The logo for OpenAI, the maker of ChatGPT, appears on a mobile phone, in New York, Tuesday, Jan. 31, 2023. OpenAI is launching a new tool in an effort to curb its reputation as a freewheeling cheating machine with a new tool Tuesday that can help teachers detect if a student or artificial intelligence wrote that homework. (AP Photo/Richard Drew)
The maker of ChatGPT is trying to curb its reputation as a freewheeling cheating machine with a new tool that can help teachers detect if a student or artificial intelligence wrote that homework.
The new AI Text Classifier launched Tuesday by OpenAI follows a weeks-long discussion at schools and colleges over fears that ChatGPT’s ability to write just about anything on command could fuel academic dishonesty and hinder learning.
OpenAI cautions that its new tool – like others already available – is not foolproof. The method for detecting AI-written text “is imperfect and it will be wrong sometimes,” said Jan Leike, head of OpenAI’s alignment team tasked to make its systems safer.
“Because of that, it shouldn’t be solely relied upon when making decisions,” Leike said.
Teenagers and college students were among the millions of people who began experimenting with ChatGPT after it launched Nov. 30 as a free application on OpenAI’s website. And while many found ways to use it creatively and harmlessly, the ease with which it could answer take-home test questions and assist with other assignments sparked a panic among some educators.

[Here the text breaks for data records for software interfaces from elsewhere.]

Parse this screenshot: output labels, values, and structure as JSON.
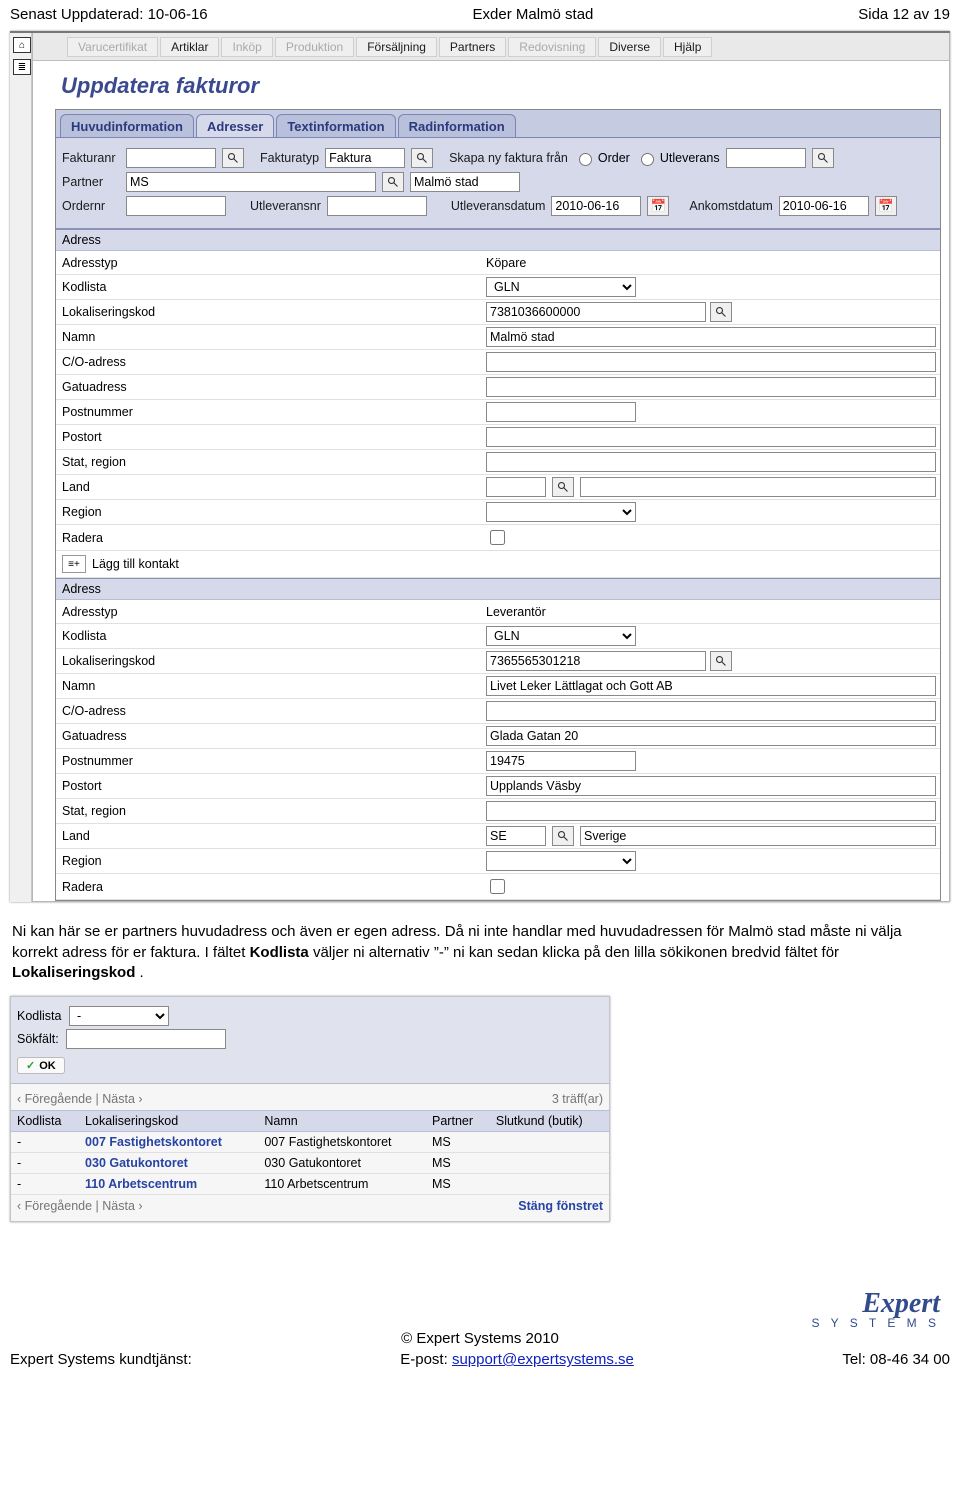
{
  "header": {
    "left": "Senast Uppdaterad: 10-06-16",
    "center": "Exder Malmö stad",
    "right": "Sida 12 av 19"
  },
  "menubar": {
    "items": [
      {
        "label": "Varucertifikat",
        "disabled": true
      },
      {
        "label": "Artiklar",
        "disabled": false
      },
      {
        "label": "Inköp",
        "disabled": true
      },
      {
        "label": "Produktion",
        "disabled": true
      },
      {
        "label": "Försäljning",
        "disabled": false
      },
      {
        "label": "Partners",
        "disabled": false
      },
      {
        "label": "Redovisning",
        "disabled": true
      },
      {
        "label": "Diverse",
        "disabled": false
      },
      {
        "label": "Hjälp",
        "disabled": false
      }
    ]
  },
  "page_title": "Uppdatera fakturor",
  "tabs": {
    "items": [
      {
        "label": "Huvudinformation",
        "active": false
      },
      {
        "label": "Adresser",
        "active": true
      },
      {
        "label": "Textinformation",
        "active": false
      },
      {
        "label": "Radinformation",
        "active": false
      }
    ]
  },
  "top_form": {
    "fakturanr_label": "Fakturanr",
    "fakturanr": "",
    "fakturatyp_label": "Fakturatyp",
    "fakturatyp": "Faktura",
    "skapa_label": "Skapa ny faktura från",
    "order_label": "Order",
    "utleverans_label": "Utleverans",
    "partner_label": "Partner",
    "partner": "MS",
    "partner_name": "Malmö stad",
    "ordernr_label": "Ordernr",
    "ordernr": "",
    "utleveransnr_label": "Utleveransnr",
    "utleveransnr": "",
    "utleveransdatum_label": "Utleveransdatum",
    "utleveransdatum": "2010-06-16",
    "ankomstdatum_label": "Ankomstdatum",
    "ankomstdatum": "2010-06-16"
  },
  "address_section_label": "Adress",
  "address_labels": {
    "adresstyp": "Adresstyp",
    "kodlista": "Kodlista",
    "lokaliseringskod": "Lokaliseringskod",
    "namn": "Namn",
    "co": "C/O-adress",
    "gatu": "Gatuadress",
    "postnr": "Postnummer",
    "postort": "Postort",
    "stat": "Stat, region",
    "land": "Land",
    "region": "Region",
    "radera": "Radera",
    "addcontact": "Lägg till kontakt"
  },
  "addr_buyer": {
    "adresstyp": "Köpare",
    "kodlista": "GLN",
    "lokaliseringskod": "7381036600000",
    "namn": "Malmö stad",
    "co": "",
    "gatu": "",
    "postnr": "",
    "postort": "",
    "stat": "",
    "land_code": "",
    "land_name": "",
    "region": ""
  },
  "addr_supplier": {
    "adresstyp": "Leverantör",
    "kodlista": "GLN",
    "lokaliseringskod": "7365565301218",
    "namn": "Livet Leker Lättlagat och Gott AB",
    "co": "",
    "gatu": "Glada Gatan 20",
    "postnr": "19475",
    "postort": "Upplands Väsby",
    "stat": "",
    "land_code": "SE",
    "land_name": "Sverige",
    "region": ""
  },
  "body_text": {
    "sentences": [
      "Ni kan här se er partners huvudadress och även er egen adress. Då ni inte handlar med huvudadressen för Malmö stad måste ni välja korrekt adress för er faktura. I fältet ",
      "Kodlista",
      " väljer ni alternativ ”-” ni kan sedan klicka på den lilla sökikonen bredvid fältet för ",
      "Lokaliseringskod",
      "."
    ]
  },
  "popup": {
    "kodlista_label": "Kodlista",
    "kodlista": "-",
    "sokfalt_label": "Sökfält:",
    "sokfalt": "",
    "ok": "OK",
    "nav_prev": "‹ Föregående",
    "nav_next": "Nästa ›",
    "hits": "3 träff(ar)",
    "cols": [
      "Kodlista",
      "Lokaliseringskod",
      "Namn",
      "Partner",
      "Slutkund (butik)"
    ],
    "rows": [
      {
        "kod": "-",
        "lok": "007 Fastighetskontoret",
        "namn": "007 Fastighetskontoret",
        "partner": "MS",
        "slut": ""
      },
      {
        "kod": "-",
        "lok": "030 Gatukontoret",
        "namn": "030 Gatukontoret",
        "partner": "MS",
        "slut": ""
      },
      {
        "kod": "-",
        "lok": "110 Arbetscentrum",
        "namn": "110 Arbetscentrum",
        "partner": "MS",
        "slut": ""
      }
    ],
    "close": "Stäng fönstret"
  },
  "footer": {
    "copyright": "© Expert Systems 2010",
    "left": "Expert Systems kundtjänst:",
    "mid_label": "E-post: ",
    "mid_mail": "support@expertsystems.se",
    "right": "Tel: 08-46 34 00",
    "logo1": "Expert",
    "logo2": "S Y S T E M S"
  }
}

By the time schools opened for the new year, New York City, Los Angeles and other big public school districts began to block its use in classrooms and on school devices.